on 100 Poems by Seamus Heaney

Craig Morgan Teicher is the author of several books, including The Trembling Answers (BOA Editions, 2017), which won the Lenore Marshall Poetry Prize from the Academy of American Poets, and the essay collection We Begin in Gladness: How Poets Progress (Graywolf, 2018).

Market at the Children’s Museum; Recognition; & What Proximity Does My Life Have to the Life of the World?

Sasha West’s first collection, Failure and I Bury the Body (Harper Perennial 2013), was a winner of the National Poetry Series and the Texas Institute of Letters First Book of Poetry Award. Her poems have appeared in American Poetry Review, Kenyon Review Online, Crazyhorse, Copper Nickel, and elsewhere. She is an associate professor of creative writing at St. Edward’s University in Austin, Texas.

Liberia, Day Zero; All the News That’s Fit to Print; Misdiagnosis; Filovirus Phylogenetic Tree; & Self-Portrait as Virus

Seema Yasmin is an Emmy Award–winning journalist, medical doctor, and author, who traveled to Liberia to report on the 2014–16 Ebola epidemic with the support of the Pulitzer Center on Crisis Reporting. Her poems in this issue, part of a forthcoming book titled If God Is a Virus: The Ebola Poems, are also a result of that reporting trip. A finalist for the Pulitzer Prize in breaking news reporting in 2017 with a team at the Dallas Morning News, Yasmin is a clinical professor at Stanford University where she studies the spread of health misinformation. Her second book, Muslim Women Are Everything, will be published by HarperCollins in April 2020.

Thou Art the Man; Tactical Defense Plan for the Glass House

Bruce Beasley is the author of eight collections of poems, including his most recent, All Soul Parts Returned (2017) and Theophobia (2012), both from BOA Editions.
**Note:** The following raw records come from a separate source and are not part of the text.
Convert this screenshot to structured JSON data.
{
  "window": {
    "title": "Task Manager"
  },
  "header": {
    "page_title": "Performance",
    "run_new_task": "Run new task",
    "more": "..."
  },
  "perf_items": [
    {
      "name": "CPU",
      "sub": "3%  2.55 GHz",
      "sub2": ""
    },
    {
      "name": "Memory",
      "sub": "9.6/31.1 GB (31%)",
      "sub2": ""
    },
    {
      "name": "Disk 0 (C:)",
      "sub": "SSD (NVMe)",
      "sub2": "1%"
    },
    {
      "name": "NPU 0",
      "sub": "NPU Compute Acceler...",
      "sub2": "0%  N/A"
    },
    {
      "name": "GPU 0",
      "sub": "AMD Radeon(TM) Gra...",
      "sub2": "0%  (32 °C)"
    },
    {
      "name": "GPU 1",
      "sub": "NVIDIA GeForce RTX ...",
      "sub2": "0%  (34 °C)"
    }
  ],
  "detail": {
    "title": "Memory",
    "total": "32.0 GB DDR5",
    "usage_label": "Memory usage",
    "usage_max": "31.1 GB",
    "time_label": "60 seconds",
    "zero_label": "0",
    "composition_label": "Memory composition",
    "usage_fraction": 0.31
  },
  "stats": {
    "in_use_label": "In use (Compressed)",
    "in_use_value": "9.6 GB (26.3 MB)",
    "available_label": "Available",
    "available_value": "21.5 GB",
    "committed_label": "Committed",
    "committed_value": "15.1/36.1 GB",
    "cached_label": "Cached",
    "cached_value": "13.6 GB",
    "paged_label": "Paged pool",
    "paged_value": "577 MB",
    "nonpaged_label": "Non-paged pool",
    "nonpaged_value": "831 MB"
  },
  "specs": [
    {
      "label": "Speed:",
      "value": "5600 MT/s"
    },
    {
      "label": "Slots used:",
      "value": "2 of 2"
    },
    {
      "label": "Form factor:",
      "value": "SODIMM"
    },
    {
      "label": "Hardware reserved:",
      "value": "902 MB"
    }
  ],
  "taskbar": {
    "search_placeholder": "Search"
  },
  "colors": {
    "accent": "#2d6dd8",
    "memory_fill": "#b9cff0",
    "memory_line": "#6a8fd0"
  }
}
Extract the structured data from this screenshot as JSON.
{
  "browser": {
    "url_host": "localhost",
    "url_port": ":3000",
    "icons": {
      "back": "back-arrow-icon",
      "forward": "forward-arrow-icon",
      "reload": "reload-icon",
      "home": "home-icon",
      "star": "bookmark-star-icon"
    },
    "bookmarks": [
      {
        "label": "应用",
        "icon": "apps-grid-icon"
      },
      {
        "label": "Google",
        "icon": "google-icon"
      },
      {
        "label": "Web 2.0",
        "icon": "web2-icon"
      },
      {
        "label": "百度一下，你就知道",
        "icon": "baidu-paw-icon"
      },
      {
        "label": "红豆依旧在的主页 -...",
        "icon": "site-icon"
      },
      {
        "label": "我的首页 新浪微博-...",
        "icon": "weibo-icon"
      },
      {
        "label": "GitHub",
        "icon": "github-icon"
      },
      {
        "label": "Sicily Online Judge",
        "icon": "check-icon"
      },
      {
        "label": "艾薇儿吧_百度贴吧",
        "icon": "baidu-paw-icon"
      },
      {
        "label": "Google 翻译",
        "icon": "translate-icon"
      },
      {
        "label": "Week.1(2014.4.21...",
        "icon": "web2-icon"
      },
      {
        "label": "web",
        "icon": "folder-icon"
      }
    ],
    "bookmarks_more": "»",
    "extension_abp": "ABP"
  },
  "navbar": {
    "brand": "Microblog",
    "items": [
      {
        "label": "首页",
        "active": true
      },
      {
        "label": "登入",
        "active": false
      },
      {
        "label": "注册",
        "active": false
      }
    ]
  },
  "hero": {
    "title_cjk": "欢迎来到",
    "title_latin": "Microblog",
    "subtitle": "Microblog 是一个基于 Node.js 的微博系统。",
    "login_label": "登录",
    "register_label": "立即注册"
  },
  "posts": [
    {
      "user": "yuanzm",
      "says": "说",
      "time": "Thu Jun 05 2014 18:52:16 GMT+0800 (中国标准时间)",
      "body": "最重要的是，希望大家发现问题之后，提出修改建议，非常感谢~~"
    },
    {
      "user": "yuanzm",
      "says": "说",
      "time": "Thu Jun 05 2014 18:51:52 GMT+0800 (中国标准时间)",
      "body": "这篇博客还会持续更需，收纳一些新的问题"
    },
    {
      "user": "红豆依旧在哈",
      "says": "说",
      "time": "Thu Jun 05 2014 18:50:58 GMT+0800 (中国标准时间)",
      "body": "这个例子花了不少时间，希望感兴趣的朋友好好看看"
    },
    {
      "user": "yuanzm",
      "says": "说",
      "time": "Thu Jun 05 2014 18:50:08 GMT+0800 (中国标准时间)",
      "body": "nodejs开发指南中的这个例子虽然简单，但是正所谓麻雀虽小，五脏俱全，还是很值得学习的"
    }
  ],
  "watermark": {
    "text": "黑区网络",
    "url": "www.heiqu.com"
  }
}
A native of Macon, Georgia, he lives in Bellingham, Washington, and is a professor of English at Western Washington University.